That's because his beat selection and his delivery -- or at least attempt at delivery -- are clearly rooted in D.A.I.S.Y.-age-style boom-bap. It's just that rather than broach the hippie-dippie subjects that made early De La Soul and Tribe Called Quest so endearing without needing to prove their toughness, Miller craps all over solid beats with odes to buying middlebrow stuff.
Sample Song Titles and Lyrics: "Kool Aid & Frozen Pizza," "Nikes on My Feet"; "Call me Stanley Steamer/I'll be giving her the pipe/When I'm out of town she wanna see me/So we Skype/She might get obsessed and keep calling/30,000 feet Tom Petty free-fallin'" (from "La La La")

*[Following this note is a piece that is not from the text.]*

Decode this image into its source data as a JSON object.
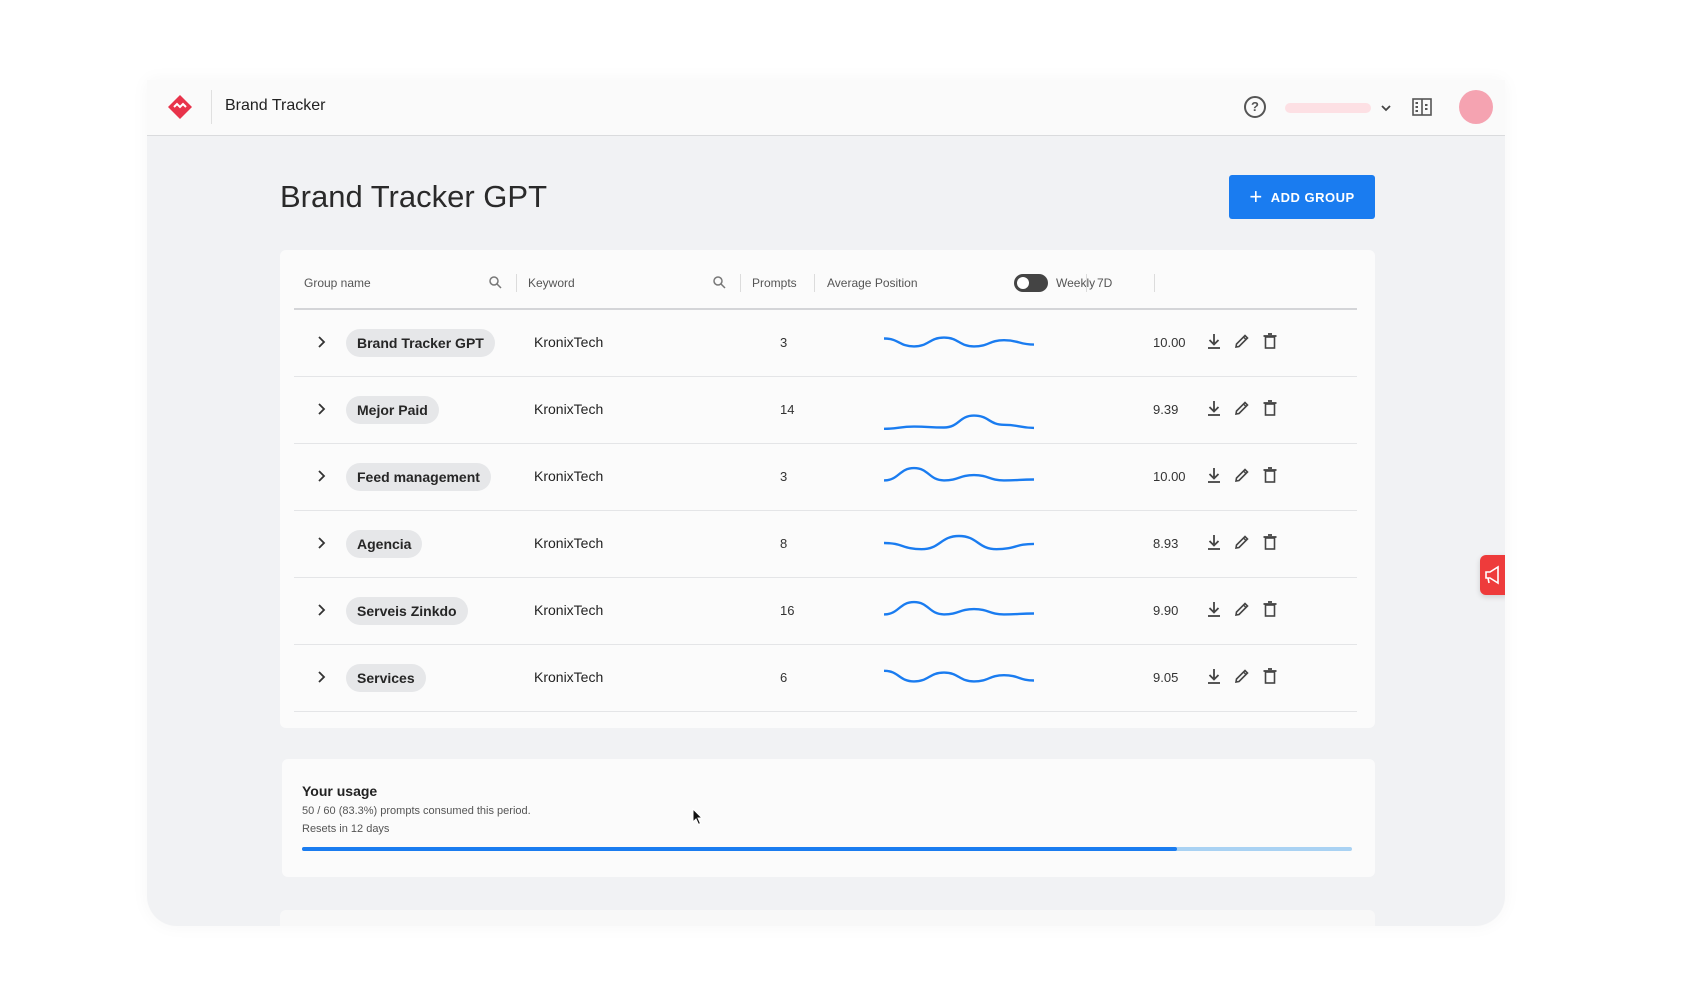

Frat Factor: Let's give him four beers out of a six-pack. Though he often comes off as lyrically clueless, Miller doesn't seem outright ill-intentioned... And if this were ten years ago, before the MP3-blog race to nowhere, we probably wouldn't even be talking about a guy at this stage of musical development. Then again, he sure seems like the first guy who'd get punched over a keg party misunderstanding.

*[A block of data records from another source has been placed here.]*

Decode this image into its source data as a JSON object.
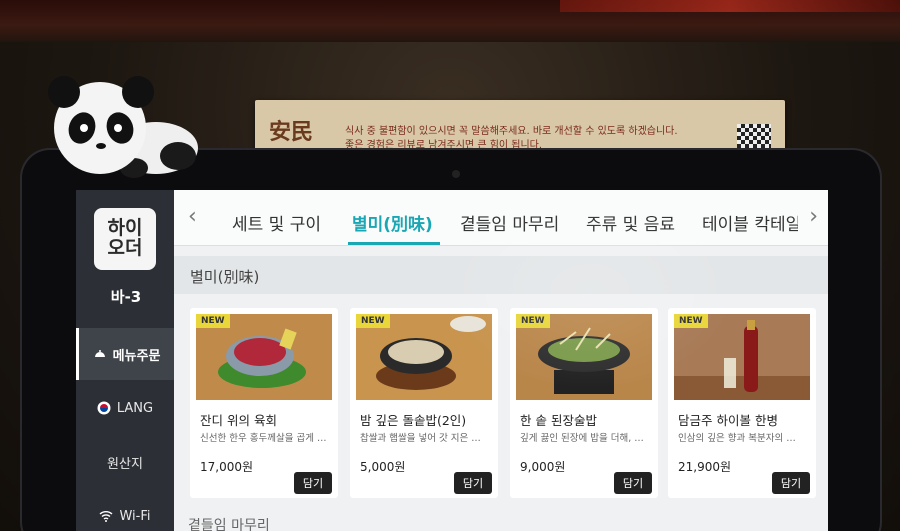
{
  "notice": {
    "logo_text": "安民",
    "line1": "식사 중 불편함이 있으시면 꼭 말씀해주세요. 바로 개선할 수 있도록 하겠습니다.",
    "line2": "좋은 경험은 리뷰로 남겨주시면 큰 힘이 됩니다."
  },
  "sidebar": {
    "brand": "하이\n오더",
    "table_name": "바-3",
    "items": [
      {
        "label": "메뉴주문",
        "icon": "cloche-icon",
        "active": true
      },
      {
        "label": "LANG",
        "icon": "korea-flag-icon",
        "active": false
      },
      {
        "label": "원산지",
        "icon": "",
        "active": false
      },
      {
        "label": "Wi-Fi",
        "icon": "wifi-icon",
        "active": false
      }
    ]
  },
  "tabs": [
    {
      "label": "세트 및 구이",
      "active": false
    },
    {
      "label": "별미(別味)",
      "active": true
    },
    {
      "label": "곁들임 마무리",
      "active": false
    },
    {
      "label": "주류 및 음료",
      "active": false
    },
    {
      "label": "테이블 칵테일",
      "active": false
    }
  ],
  "section": {
    "title": "별미(別味)",
    "next_title": "곁들임 마무리"
  },
  "cards": [
    {
      "badge": "NEW",
      "name": "잔디 위의 육회",
      "desc": "신선한 한우 홍두께살을 곱게 …",
      "price": "17,000원",
      "button": "담기",
      "photo": "yukhoe-photo"
    },
    {
      "badge": "NEW",
      "name": "밤 깊은 돌솥밥(2인)",
      "desc": "찹쌀과 햅쌀을 넣어 갓 지은 …",
      "price": "5,000원",
      "button": "담기",
      "photo": "dolsotbap-photo"
    },
    {
      "badge": "NEW",
      "name": "한 솥 된장술밥",
      "desc": "깊게 끓인 된장에 밥을 더해, …",
      "price": "9,000원",
      "button": "담기",
      "photo": "doenjang-photo"
    },
    {
      "badge": "NEW",
      "name": "담금주 하이볼 한병",
      "desc": "인삼의 깊은 향과 복분자의 …",
      "price": "21,900원",
      "button": "담기",
      "photo": "highball-photo"
    }
  ],
  "colors": {
    "accent": "#1aa7b4",
    "badge": "#e8d63a",
    "button": "#222222"
  }
}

Meekins 101: Here's where the race for the next big thing has brought us: to a kid who graduated high school this year. Seriously. Cam Meekins is an 18-year-old from the educated Boston suburb of Wellesley (yes, home of the women's liberal arts college). You'd think this would net some kind of cool literary allusions or something... but no; instead, Meekins gives us things like a remix of "Teach Me How to Dougie."
Sample Song Titles and Lyrics: "High School Parties," "No Place to Go," "I'm Bored"; "And I'm skipping out of class so I ring the alarm/And smoke grass till my ass fall deep in the car" (from "High School Parties")
Frat Factor: A tough one. Meekins is nowhere near ready for the international rap stage, but it seems unfair to give the "frat" title to someone barely college-aged. Jury's still out, mainly because we feel wrong making fun of children.
It's there that he got his first larger public break of sorts, rocking the college-party circuit and eventually opening for Lupe Fiasco there after winning a talent competition. Though he's said he grew up listening to standard boomer-era classic rock, he's credited Eminem with being his inspiration to first rap. To his credit, he's never tried to hide or apologize for any of this; he even released his own unofficial remix of Roth's "I Love College."
Sample Song Titles and Lyrics: Webby's individual track titles don't reveal much; his mixtape titles are more telling: Teenage Mutant Ninja Rapper, Best in the Burbs, and the Underclassmen among them.
As for lyrics, here's a snippet from "Off the Chain," which he admits in the spoken intro was written in 45 minutes while he was high: "Drop shit so sick I need an antibiotic/I'm an otter, and I'll crack you like the shell of a mollusk."
Frat Factor: Five beers out of six -- totally, utterly fratty, but not necessarily evil.
Adams 101: What's with a small radius of New England churning these guys out? Adams -- that's actually his real first and middle name -- also hails from Massachusetts. He gets some "street cred" for growing up mostly in an actual city, Boston, albeit in cutesy Cambridge. (At 17, his parents moved the family out of the county to the small town of Wayland.)
Not only did he attend a small private college -- Trinity, again in Connecticut! -- but he was an all-star soccer player there. Unsurprisingly, his hip-hop pedigree doesn't run too deep, but he started getting a fair deal of Internet attention with his own -- surprise! -- Roth response called, creatively, "I Hate College."
Sample Song Titles and Lyrics: "Tab Open," "Feel Me Feeling You," and "Frat Star"; "So girl come get at us/I promise you'll get mad love/I run this campus anyway baby/I got this wrapped up" (from "Frat Star").